Dataset rows for apps and sites
● ● ● ● ●

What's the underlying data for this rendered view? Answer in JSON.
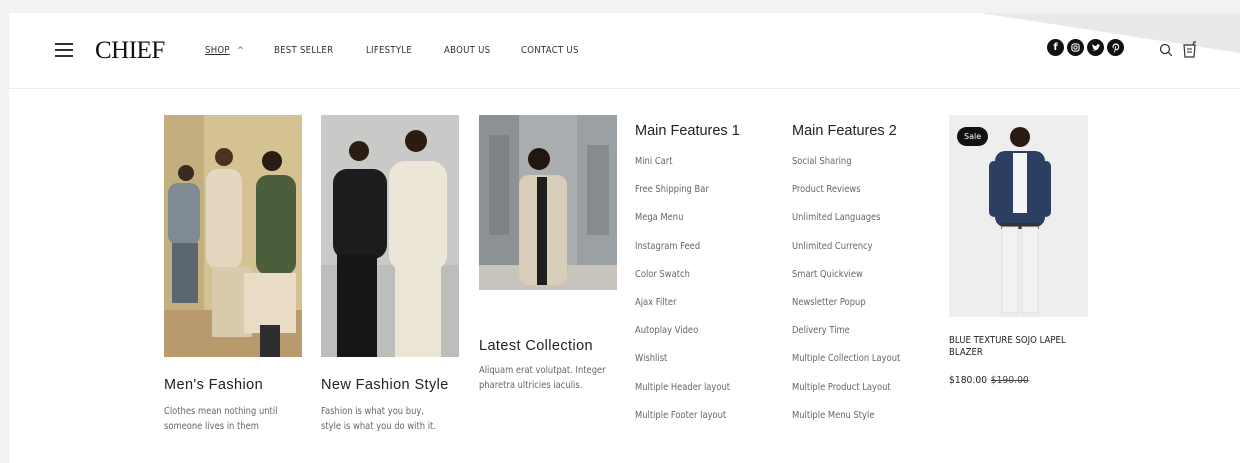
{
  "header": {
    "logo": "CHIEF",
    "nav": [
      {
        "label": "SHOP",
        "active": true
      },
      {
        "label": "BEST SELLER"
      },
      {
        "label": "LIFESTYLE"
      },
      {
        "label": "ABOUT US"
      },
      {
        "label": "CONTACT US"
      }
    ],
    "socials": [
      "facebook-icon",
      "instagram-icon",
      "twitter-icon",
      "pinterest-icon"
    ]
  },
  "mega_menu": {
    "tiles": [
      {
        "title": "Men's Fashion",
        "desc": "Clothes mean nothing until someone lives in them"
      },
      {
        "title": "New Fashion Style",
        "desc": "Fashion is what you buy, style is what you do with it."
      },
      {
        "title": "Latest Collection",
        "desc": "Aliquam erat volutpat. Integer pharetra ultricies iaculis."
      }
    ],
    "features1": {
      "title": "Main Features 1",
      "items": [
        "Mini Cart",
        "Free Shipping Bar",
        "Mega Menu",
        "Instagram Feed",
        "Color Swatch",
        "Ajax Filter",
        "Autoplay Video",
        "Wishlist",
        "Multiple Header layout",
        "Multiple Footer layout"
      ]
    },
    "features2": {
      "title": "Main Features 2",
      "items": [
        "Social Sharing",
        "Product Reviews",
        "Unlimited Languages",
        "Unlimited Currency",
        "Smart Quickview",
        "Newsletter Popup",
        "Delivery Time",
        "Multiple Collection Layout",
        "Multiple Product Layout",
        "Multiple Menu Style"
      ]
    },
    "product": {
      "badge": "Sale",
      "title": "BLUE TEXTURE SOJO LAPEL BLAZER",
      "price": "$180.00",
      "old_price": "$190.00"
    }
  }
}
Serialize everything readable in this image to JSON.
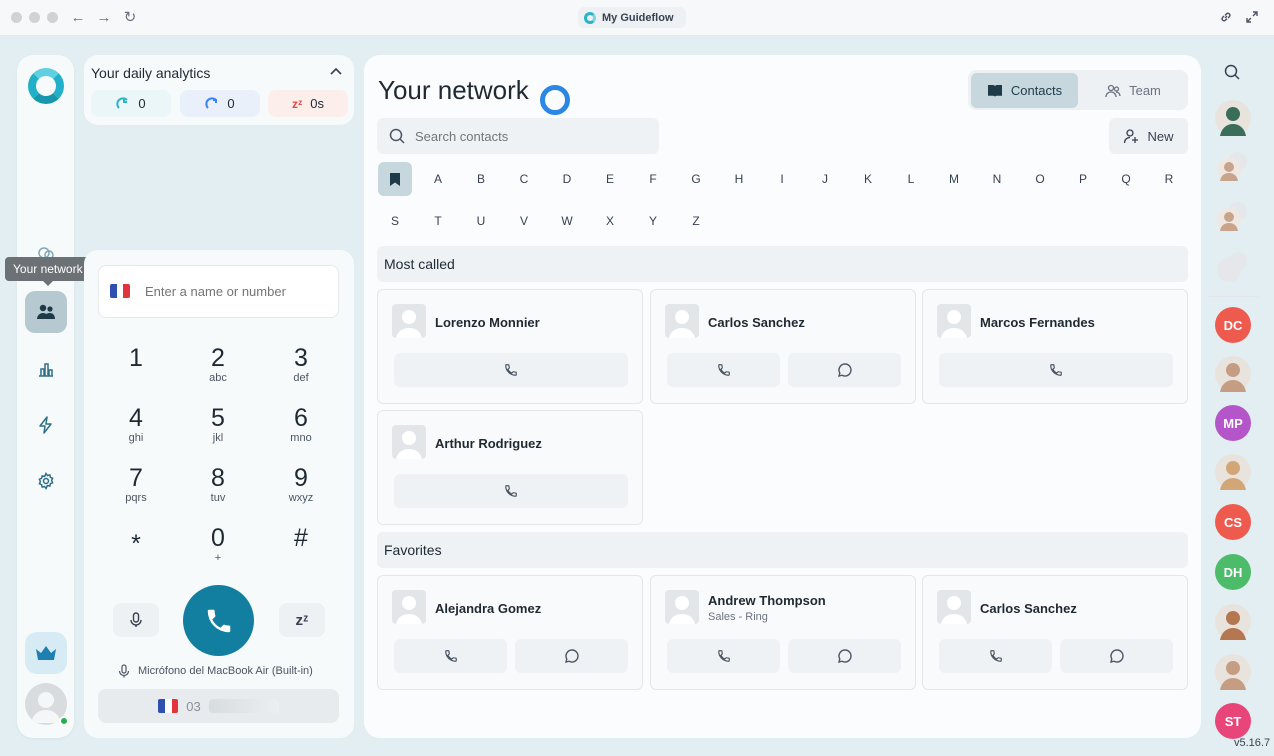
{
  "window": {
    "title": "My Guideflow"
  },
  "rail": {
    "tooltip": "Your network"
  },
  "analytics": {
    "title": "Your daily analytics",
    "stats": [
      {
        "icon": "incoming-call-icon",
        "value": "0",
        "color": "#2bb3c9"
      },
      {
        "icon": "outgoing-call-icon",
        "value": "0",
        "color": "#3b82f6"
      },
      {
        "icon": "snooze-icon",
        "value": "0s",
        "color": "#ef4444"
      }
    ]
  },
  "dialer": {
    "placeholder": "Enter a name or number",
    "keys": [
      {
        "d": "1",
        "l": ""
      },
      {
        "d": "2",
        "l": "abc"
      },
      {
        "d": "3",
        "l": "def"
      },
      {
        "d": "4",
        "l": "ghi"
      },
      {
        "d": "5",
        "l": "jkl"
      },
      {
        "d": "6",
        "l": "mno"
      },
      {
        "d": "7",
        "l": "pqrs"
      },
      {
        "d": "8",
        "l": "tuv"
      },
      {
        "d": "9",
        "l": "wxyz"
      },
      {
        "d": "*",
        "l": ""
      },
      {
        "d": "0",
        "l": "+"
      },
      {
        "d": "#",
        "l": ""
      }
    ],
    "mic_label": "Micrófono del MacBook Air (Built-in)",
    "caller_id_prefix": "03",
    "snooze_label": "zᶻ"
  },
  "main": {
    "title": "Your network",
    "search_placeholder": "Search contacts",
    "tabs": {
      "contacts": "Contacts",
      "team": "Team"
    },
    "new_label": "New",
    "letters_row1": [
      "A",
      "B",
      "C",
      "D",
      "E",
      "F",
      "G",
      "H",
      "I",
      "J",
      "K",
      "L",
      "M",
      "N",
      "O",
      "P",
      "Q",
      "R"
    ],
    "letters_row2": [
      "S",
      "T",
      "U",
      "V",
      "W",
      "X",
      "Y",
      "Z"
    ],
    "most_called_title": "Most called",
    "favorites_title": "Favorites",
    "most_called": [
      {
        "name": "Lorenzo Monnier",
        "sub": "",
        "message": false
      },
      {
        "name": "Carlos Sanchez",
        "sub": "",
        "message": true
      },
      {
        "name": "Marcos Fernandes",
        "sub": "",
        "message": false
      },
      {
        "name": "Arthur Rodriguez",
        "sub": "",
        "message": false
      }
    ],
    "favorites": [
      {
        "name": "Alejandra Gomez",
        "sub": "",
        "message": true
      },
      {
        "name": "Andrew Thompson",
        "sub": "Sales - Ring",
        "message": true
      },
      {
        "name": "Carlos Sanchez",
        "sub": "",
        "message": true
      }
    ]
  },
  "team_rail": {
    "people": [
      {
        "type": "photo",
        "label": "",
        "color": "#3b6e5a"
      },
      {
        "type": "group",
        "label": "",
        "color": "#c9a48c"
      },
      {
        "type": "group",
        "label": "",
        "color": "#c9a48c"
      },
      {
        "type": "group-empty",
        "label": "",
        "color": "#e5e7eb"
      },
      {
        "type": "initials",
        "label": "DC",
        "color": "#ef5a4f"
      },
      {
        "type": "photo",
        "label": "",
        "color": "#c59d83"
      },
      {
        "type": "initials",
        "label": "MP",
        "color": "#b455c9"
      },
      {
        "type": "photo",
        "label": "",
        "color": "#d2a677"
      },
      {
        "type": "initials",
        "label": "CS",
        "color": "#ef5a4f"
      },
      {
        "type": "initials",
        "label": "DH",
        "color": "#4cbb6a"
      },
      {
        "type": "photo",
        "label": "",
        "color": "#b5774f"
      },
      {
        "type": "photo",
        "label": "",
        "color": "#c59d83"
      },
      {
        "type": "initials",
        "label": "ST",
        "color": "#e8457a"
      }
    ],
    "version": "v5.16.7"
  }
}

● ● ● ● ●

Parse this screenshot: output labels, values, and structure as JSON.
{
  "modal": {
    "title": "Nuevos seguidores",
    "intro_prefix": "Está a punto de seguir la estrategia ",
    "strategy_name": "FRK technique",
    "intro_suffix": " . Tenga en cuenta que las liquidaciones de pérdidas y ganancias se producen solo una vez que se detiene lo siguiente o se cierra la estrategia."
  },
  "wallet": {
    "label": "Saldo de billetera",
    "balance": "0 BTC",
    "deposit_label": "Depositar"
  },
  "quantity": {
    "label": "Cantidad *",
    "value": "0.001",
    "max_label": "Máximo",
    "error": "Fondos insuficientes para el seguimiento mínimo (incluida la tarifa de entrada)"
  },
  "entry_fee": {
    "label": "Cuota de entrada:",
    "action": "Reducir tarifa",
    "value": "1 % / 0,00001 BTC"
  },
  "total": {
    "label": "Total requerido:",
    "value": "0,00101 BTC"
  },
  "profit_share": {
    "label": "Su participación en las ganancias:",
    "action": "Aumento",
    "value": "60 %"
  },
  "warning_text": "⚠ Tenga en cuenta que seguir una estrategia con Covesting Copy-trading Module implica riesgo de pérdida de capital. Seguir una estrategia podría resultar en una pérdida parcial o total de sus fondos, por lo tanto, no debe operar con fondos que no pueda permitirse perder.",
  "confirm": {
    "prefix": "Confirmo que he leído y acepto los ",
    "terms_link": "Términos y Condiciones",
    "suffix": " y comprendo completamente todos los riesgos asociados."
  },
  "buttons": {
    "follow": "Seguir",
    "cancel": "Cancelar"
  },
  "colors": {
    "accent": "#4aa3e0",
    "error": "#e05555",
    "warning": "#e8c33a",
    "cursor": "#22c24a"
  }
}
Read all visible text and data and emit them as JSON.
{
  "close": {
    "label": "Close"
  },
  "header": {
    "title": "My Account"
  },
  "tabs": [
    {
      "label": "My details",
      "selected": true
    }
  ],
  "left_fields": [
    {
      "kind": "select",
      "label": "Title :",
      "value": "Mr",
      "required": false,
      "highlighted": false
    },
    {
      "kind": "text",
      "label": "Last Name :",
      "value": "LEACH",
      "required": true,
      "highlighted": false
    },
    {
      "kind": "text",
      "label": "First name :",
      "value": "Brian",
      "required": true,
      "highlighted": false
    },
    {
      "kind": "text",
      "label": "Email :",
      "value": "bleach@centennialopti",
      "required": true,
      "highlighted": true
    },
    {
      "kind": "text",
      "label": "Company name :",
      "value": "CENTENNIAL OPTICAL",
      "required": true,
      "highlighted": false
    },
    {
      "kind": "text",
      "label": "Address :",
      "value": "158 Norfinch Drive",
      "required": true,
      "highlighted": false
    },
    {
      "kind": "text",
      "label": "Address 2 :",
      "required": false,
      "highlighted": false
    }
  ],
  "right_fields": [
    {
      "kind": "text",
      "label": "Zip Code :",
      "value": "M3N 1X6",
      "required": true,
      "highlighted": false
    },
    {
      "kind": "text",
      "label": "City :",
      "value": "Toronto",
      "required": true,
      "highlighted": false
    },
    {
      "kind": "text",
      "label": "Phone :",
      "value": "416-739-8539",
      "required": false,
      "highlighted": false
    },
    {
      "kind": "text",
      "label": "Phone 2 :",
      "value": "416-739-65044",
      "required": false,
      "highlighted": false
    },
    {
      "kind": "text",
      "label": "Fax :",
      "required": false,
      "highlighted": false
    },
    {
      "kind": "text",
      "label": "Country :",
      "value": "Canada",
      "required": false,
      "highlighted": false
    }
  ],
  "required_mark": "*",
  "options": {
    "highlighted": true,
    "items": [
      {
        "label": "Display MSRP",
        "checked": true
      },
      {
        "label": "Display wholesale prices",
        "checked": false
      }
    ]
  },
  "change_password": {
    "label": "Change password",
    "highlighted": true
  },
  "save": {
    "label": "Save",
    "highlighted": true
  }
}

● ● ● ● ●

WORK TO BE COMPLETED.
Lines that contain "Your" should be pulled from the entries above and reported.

ANSWER SECTION.
    "tooltip": "Your network"
    "title": "Your daily analytics",
    "title": "Your network",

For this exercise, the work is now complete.